··· Information shown ···

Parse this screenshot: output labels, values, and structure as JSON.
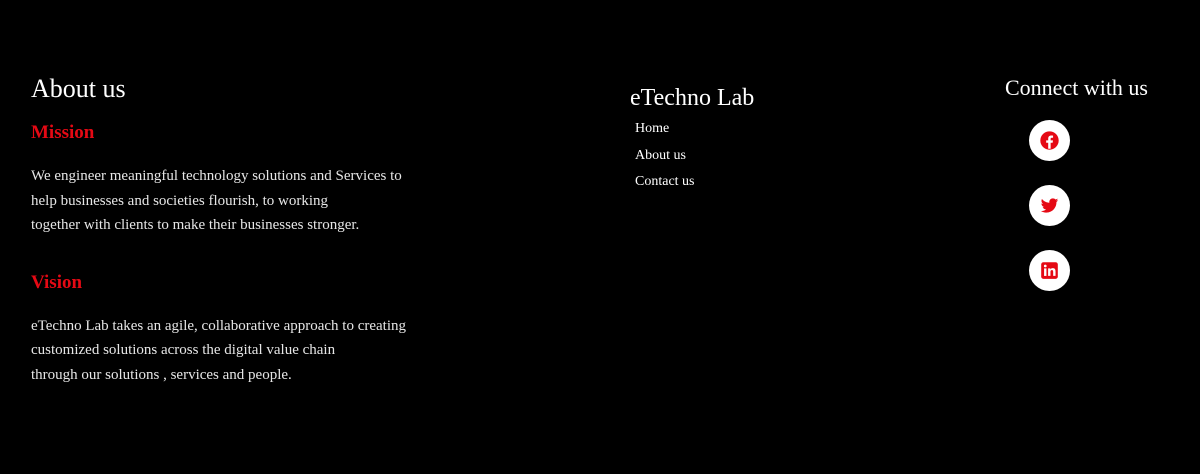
{
  "colors": {
    "background": "#000000",
    "accent": "#e50914",
    "text": "#ffffff"
  },
  "about": {
    "title": "About us",
    "mission": {
      "heading": "Mission",
      "lines": [
        "We engineer meaningful technology solutions and Services to",
        "help businesses and societies flourish, to working",
        "together with clients to make their businesses stronger."
      ]
    },
    "vision": {
      "heading": "Vision",
      "lines": [
        "eTechno Lab takes an agile, collaborative approach to creating",
        "customized solutions across the digital value chain",
        "through our solutions , services and people."
      ]
    }
  },
  "brand": {
    "title": "eTechno Lab",
    "links": [
      "Home",
      "About us",
      "Contact us"
    ]
  },
  "connect": {
    "title": "Connect with us",
    "icons": [
      "facebook-icon",
      "twitter-icon",
      "linkedin-icon"
    ]
  }
}
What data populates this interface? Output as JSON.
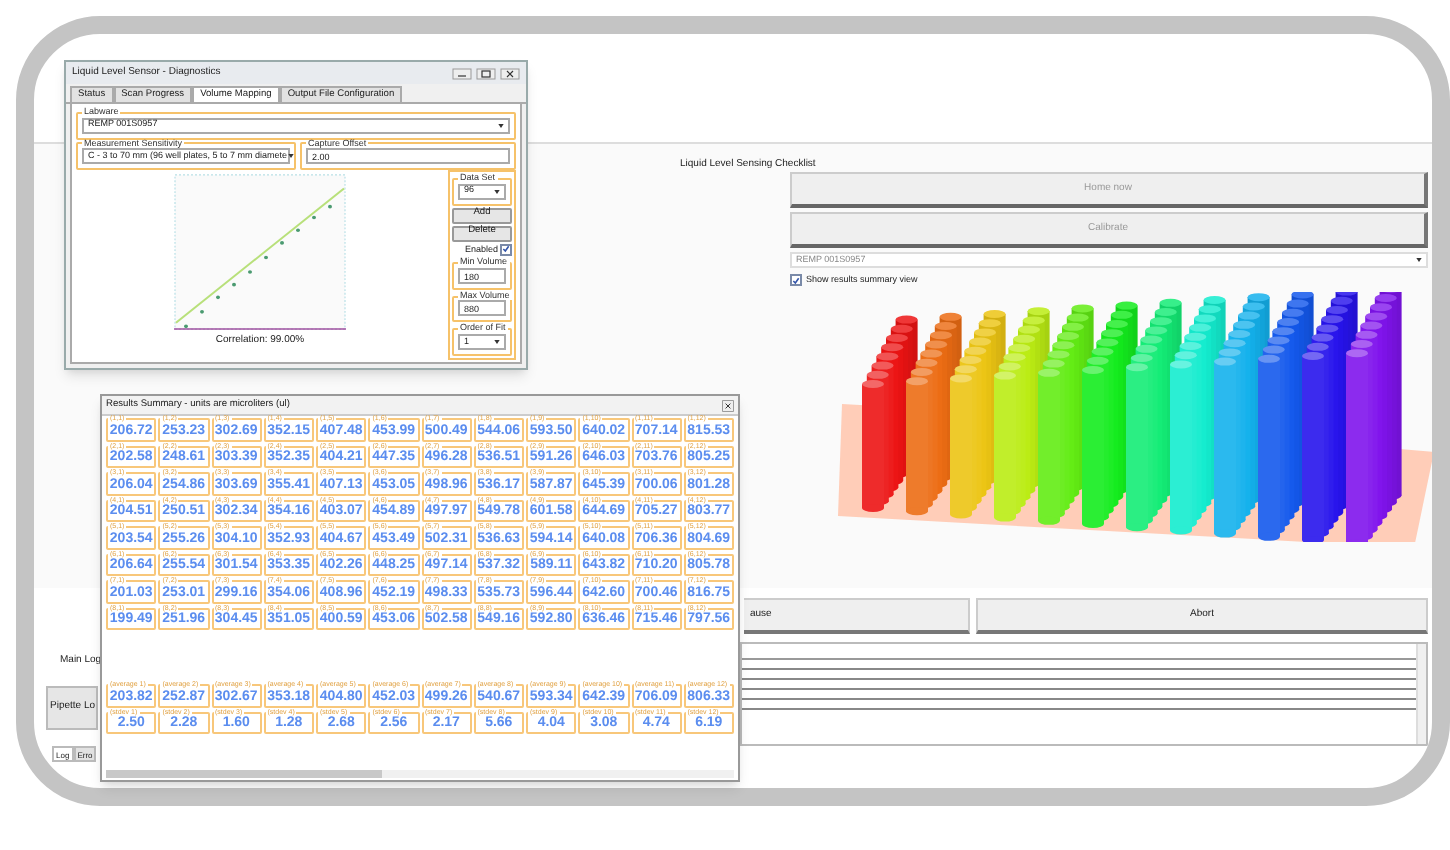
{
  "diagnostics": {
    "title": "Liquid Level Sensor - Diagnostics",
    "tabs": [
      {
        "label": "Status",
        "selected": false
      },
      {
        "label": "Scan Progress",
        "selected": false
      },
      {
        "label": "Volume Mapping",
        "selected": true
      },
      {
        "label": "Output File Configuration",
        "selected": false
      }
    ],
    "labware": {
      "label": "Labware",
      "value": "REMP 001S0957"
    },
    "sensitivity": {
      "label": "Measurement Sensitivity",
      "value": "C - 3 to 70 mm (96 well plates, 5 to 7 mm diamete"
    },
    "capture_offset": {
      "label": "Capture Offset",
      "value": "2.00"
    },
    "correlation": "Correlation: 99.00%",
    "data_set": {
      "label": "Data Set",
      "value": "96"
    },
    "buttons": [
      "Add",
      "Delete"
    ],
    "enabled": {
      "label": "Enabled",
      "checked": true
    },
    "min_volume": {
      "label": "Min Volume",
      "value": "180"
    },
    "max_volume": {
      "label": "Max Volume",
      "value": "880"
    },
    "order_of_fit": {
      "label": "Order of Fit",
      "value": "1"
    }
  },
  "checklist": {
    "title": "Liquid Level Sensing Checklist",
    "buttons": [
      "Home now",
      "Calibrate"
    ],
    "labware": "REMP 001S0957",
    "summary_view": {
      "label": "Show results summary view",
      "checked": true
    }
  },
  "actions": [
    "ause",
    "Abort"
  ],
  "log": {
    "side_tabs": [
      "Main Log",
      "Pipette Lo"
    ],
    "bottom_tabs": [
      {
        "label": "Log",
        "selected": true
      },
      {
        "label": "Erro",
        "selected": false
      }
    ]
  },
  "results": {
    "title": "Results Summary - units are microliters (ul)",
    "rows": [
      {
        "labels": [
          "(1,1)",
          "(1,2)",
          "(1,3)",
          "(1,4)",
          "(1,5)",
          "(1,6)",
          "(1,7)",
          "(1,8)",
          "(1,9)",
          "(1,10)",
          "(1,11)",
          "(1,12)"
        ],
        "values": [
          "206.72",
          "253.23",
          "302.69",
          "352.15",
          "407.48",
          "453.99",
          "500.49",
          "544.06",
          "593.50",
          "640.02",
          "707.14",
          "815.53"
        ]
      },
      {
        "labels": [
          "(2,1)",
          "(2,2)",
          "(2,3)",
          "(2,4)",
          "(2,5)",
          "(2,6)",
          "(2,7)",
          "(2,8)",
          "(2,9)",
          "(2,10)",
          "(2,11)",
          "(2,12)"
        ],
        "values": [
          "202.58",
          "248.61",
          "303.39",
          "352.35",
          "404.21",
          "447.35",
          "496.28",
          "536.51",
          "591.26",
          "646.03",
          "703.76",
          "805.25"
        ]
      },
      {
        "labels": [
          "(3,1)",
          "(3,2)",
          "(3,3)",
          "(3,4)",
          "(3,5)",
          "(3,6)",
          "(3,7)",
          "(3,8)",
          "(3,9)",
          "(3,10)",
          "(3,11)",
          "(3,12)"
        ],
        "values": [
          "206.04",
          "254.86",
          "303.69",
          "355.41",
          "407.13",
          "453.05",
          "498.96",
          "536.17",
          "587.87",
          "645.39",
          "700.06",
          "801.28"
        ]
      },
      {
        "labels": [
          "(4,1)",
          "(4,2)",
          "(4,3)",
          "(4,4)",
          "(4,5)",
          "(4,6)",
          "(4,7)",
          "(4,8)",
          "(4,9)",
          "(4,10)",
          "(4,11)",
          "(4,12)"
        ],
        "values": [
          "204.51",
          "250.51",
          "302.34",
          "354.16",
          "403.07",
          "454.89",
          "497.97",
          "549.78",
          "601.58",
          "644.69",
          "705.27",
          "803.77"
        ]
      },
      {
        "labels": [
          "(5,1)",
          "(5,2)",
          "(5,3)",
          "(5,4)",
          "(5,5)",
          "(5,6)",
          "(5,7)",
          "(5,8)",
          "(5,9)",
          "(5,10)",
          "(5,11)",
          "(5,12)"
        ],
        "values": [
          "203.54",
          "255.26",
          "304.10",
          "352.93",
          "404.67",
          "453.49",
          "502.31",
          "536.63",
          "594.14",
          "640.08",
          "706.36",
          "804.69"
        ]
      },
      {
        "labels": [
          "(6,1)",
          "(6,2)",
          "(6,3)",
          "(6,4)",
          "(6,5)",
          "(6,6)",
          "(6,7)",
          "(6,8)",
          "(6,9)",
          "(6,10)",
          "(6,11)",
          "(6,12)"
        ],
        "values": [
          "206.64",
          "255.54",
          "301.54",
          "353.35",
          "402.26",
          "448.25",
          "497.14",
          "537.32",
          "589.11",
          "643.82",
          "710.20",
          "805.78"
        ]
      },
      {
        "labels": [
          "(7,1)",
          "(7,2)",
          "(7,3)",
          "(7,4)",
          "(7,5)",
          "(7,6)",
          "(7,7)",
          "(7,8)",
          "(7,9)",
          "(7,10)",
          "(7,11)",
          "(7,12)"
        ],
        "values": [
          "201.03",
          "253.01",
          "299.16",
          "354.06",
          "408.96",
          "452.19",
          "498.33",
          "535.73",
          "596.44",
          "642.60",
          "700.46",
          "816.75"
        ]
      },
      {
        "labels": [
          "(8,1)",
          "(8,2)",
          "(8,3)",
          "(8,4)",
          "(8,5)",
          "(8,6)",
          "(8,7)",
          "(8,8)",
          "(8,9)",
          "(8,10)",
          "(8,11)",
          "(8,12)"
        ],
        "values": [
          "199.49",
          "251.96",
          "304.45",
          "351.05",
          "400.59",
          "453.06",
          "502.58",
          "549.16",
          "592.80",
          "636.46",
          "715.46",
          "797.56"
        ]
      }
    ],
    "summary_rows": [
      {
        "labels": [
          "(average 1)",
          "(average 2)",
          "(average 3)",
          "(average 4)",
          "(average 5)",
          "(average 6)",
          "(average 7)",
          "(average 8)",
          "(average 9)",
          "(average 10)",
          "(average 11)",
          "(average 12)"
        ],
        "values": [
          "203.82",
          "252.87",
          "302.67",
          "353.18",
          "404.80",
          "452.03",
          "499.26",
          "540.67",
          "593.34",
          "642.39",
          "706.09",
          "806.33"
        ]
      },
      {
        "labels": [
          "(stdev 1)",
          "(stdev 2)",
          "(stdev 3)",
          "(stdev 4)",
          "(stdev 5)",
          "(stdev 6)",
          "(stdev 7)",
          "(stdev 8)",
          "(stdev 9)",
          "(stdev 10)",
          "(stdev 11)",
          "(stdev 12)"
        ],
        "values": [
          "2.50",
          "2.28",
          "1.60",
          "1.28",
          "2.68",
          "2.56",
          "2.17",
          "5.66",
          "4.04",
          "3.08",
          "4.74",
          "6.19"
        ]
      }
    ]
  }
}
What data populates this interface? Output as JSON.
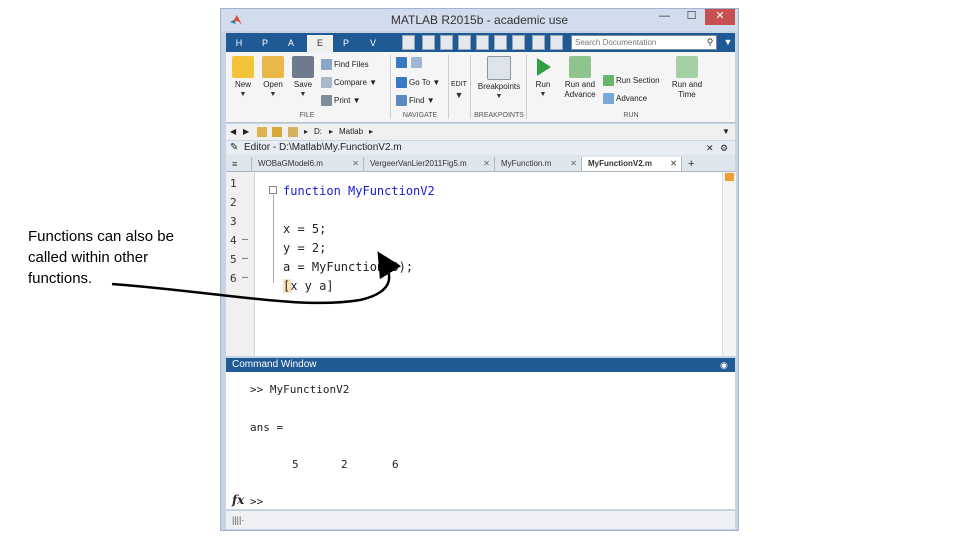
{
  "caption": "Functions can also be called within other functions.",
  "window": {
    "title": "MATLAB R2015b - academic use",
    "min": "—",
    "max": "☐",
    "close": "✕"
  },
  "toolstrip_tabs": [
    "H",
    "P",
    "A",
    "E",
    "P",
    "V"
  ],
  "search": {
    "placeholder": "Search Documentation"
  },
  "ribbon": {
    "file": {
      "label": "FILE",
      "new": "New",
      "open": "Open",
      "save": "Save",
      "find_files": "Find Files",
      "compare": "Compare",
      "print": "Print"
    },
    "navigate": {
      "label": "NAVIGATE",
      "go_to": "Go To",
      "find": "Find"
    },
    "edit": {
      "label": "EDIT"
    },
    "breakpoints": {
      "label": "BREAKPOINTS",
      "button": "Breakpoints"
    },
    "run": {
      "label": "RUN",
      "run": "Run",
      "run_advance_1": "Run and",
      "run_advance_2": "Advance",
      "run_section": "Run Section",
      "advance": "Advance",
      "run_time_1": "Run and",
      "run_time_2": "Time"
    }
  },
  "path": {
    "drive": "D:",
    "folder": "Matlab"
  },
  "editor": {
    "title": "Editor - D:\\Matlab\\My.FunctionV2.m",
    "tabs": [
      {
        "label": "WOBaGModel6.m"
      },
      {
        "label": "VergeerVanLier2011Fig5.m"
      },
      {
        "label": "MyFunction.m"
      },
      {
        "label": "MyFunctionV2.m"
      }
    ],
    "plus": "+",
    "lines": [
      {
        "num": "1",
        "dash": "",
        "text": "function MyFunctionV2"
      },
      {
        "num": "2",
        "dash": "",
        "text": ""
      },
      {
        "num": "3",
        "dash": "",
        "text": "x = 5;"
      },
      {
        "num": "4",
        "dash": "—",
        "text": "y = 2;"
      },
      {
        "num": "5",
        "dash": "—",
        "text": "a = MyFunction(3);"
      },
      {
        "num": "6",
        "dash": "—",
        "text": "[x y a]"
      }
    ]
  },
  "command_window": {
    "title": "Command Window",
    "prompt_line": ">> MyFunctionV2",
    "ans": "ans =",
    "values": [
      "5",
      "2",
      "6"
    ],
    "fx": "fx",
    "prompt": ">>"
  },
  "statusbar": {
    "text": "||||·"
  }
}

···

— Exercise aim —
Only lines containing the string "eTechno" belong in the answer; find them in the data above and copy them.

— Task response —
        "eTechno Lab takes an agile, collaborative approach to creating",
    "title": "eTechno Lab",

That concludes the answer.